How Hans Scholl received Probst’s leaflet (2nd interrogation)

Question: How did you come to have a copy of the letter that was found on your person – a letter that had already been ripped up? It began with the words “Stalingrad! 200,000 German brothers were sacrificed!”

Answer: When I left my apartment around 10:30 this morning, I found a letter in my mailbox. The envelope was white and it had been addressed by hand: Mr. Hans Scholl, Munich, Franz-Josef Str. 13, Garden House. I briefly skimmed the letter in the foyer of my apartment and then tore it up. I stuck the individual bits of paper in my coat pocket. … Continue reading

Hans Scholl – leaving for university

This morning, I got up at 8:30 am, subsequently ate breakfast, read,  and left my apartment around 10:30 am. I carried an empty suitcase with me. My sister carried my empty leather briefcase. My sister Sofie Scholl accompanied me from my apartment (Franz-Josef Str. 13) to the university. We walked down the right-hand side of Ludwig Street to the university and arrived there around 10:45 am. … Continue reading

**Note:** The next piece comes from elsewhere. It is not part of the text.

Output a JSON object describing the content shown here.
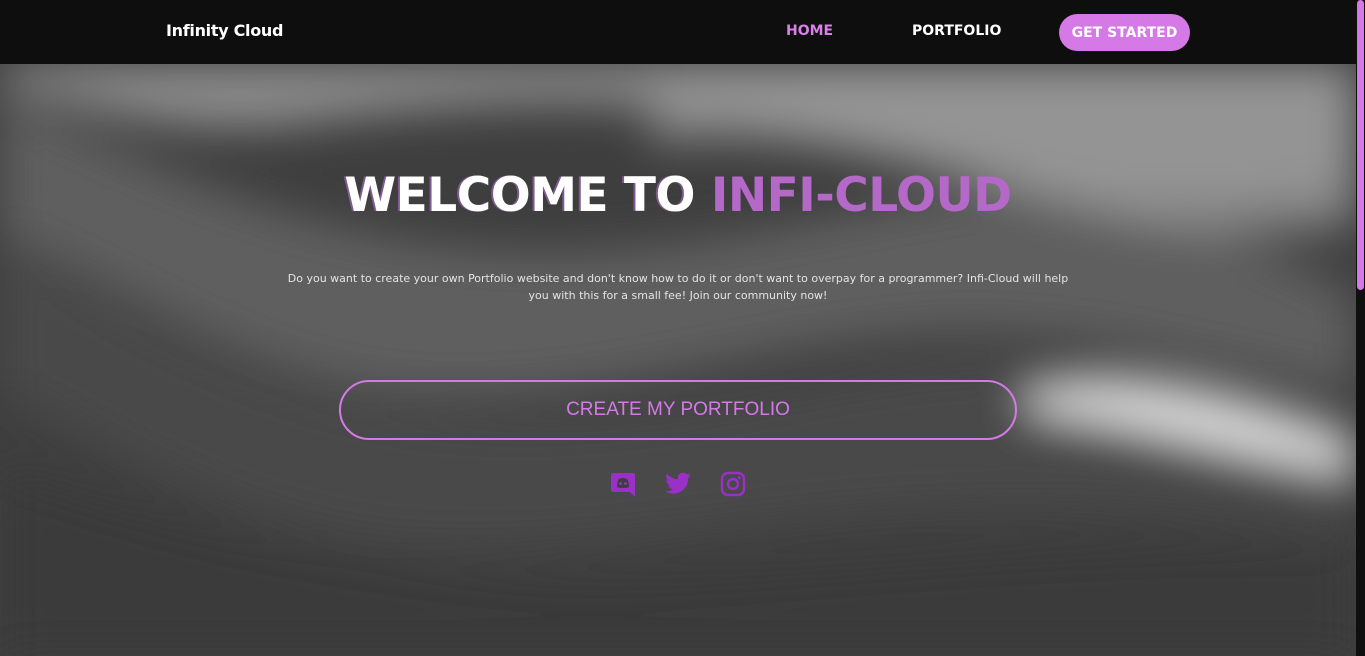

Willi Graf at Scholls’ apartment

Last Friday, I visited him for the last time in his apartment. At this moment, I could not say whether his sister (who lives in the same apartment) was also present. During these visits, we primarily discussed literary matters more than any other topic. As far as I know Hans Scholl, he is among those German men who have dedicated themselves to a German victory. Incidentally, I am shocked that such a question could even be posed during this time of war. Continue reading

Hans and Sophie move to Franz Josef Strasse 13

I have rented a room from Mrs. Schmidt, for which I pay monthly rental of 120 Marks [$960.00]. For a [hot] bath, I must pay 1 Mark [$8.00]. I must reimburse [her] for all telephone charges. I eat almost all my meals in public restaurants, and am considered a “regular” in some of these. I generally pay around 1.50 Marks [$12.00] per meal. We usually cook our own breakfasts and suppers. I need around 2.50 Marks [$20.00] per day for living expenses.


Source: Hans Scholl’s second interrogation, February 18, 1943

Move to Franz-Joseph-Strasse

Currently, I have access to my landlady’s typewriter, Erika brand. But I type on this typewriter only rarely, and then only impersonal letters or addresses. The letters I mentioned previously – to Nägele, Borchers, and my mother – I wrote even the addresses by hand. I have been living in Schmidt’s house since around November 15, 1942 and her typewriter has been available for my use since then.


Source: Hans Scholl’s second interrogation, February 18, 1943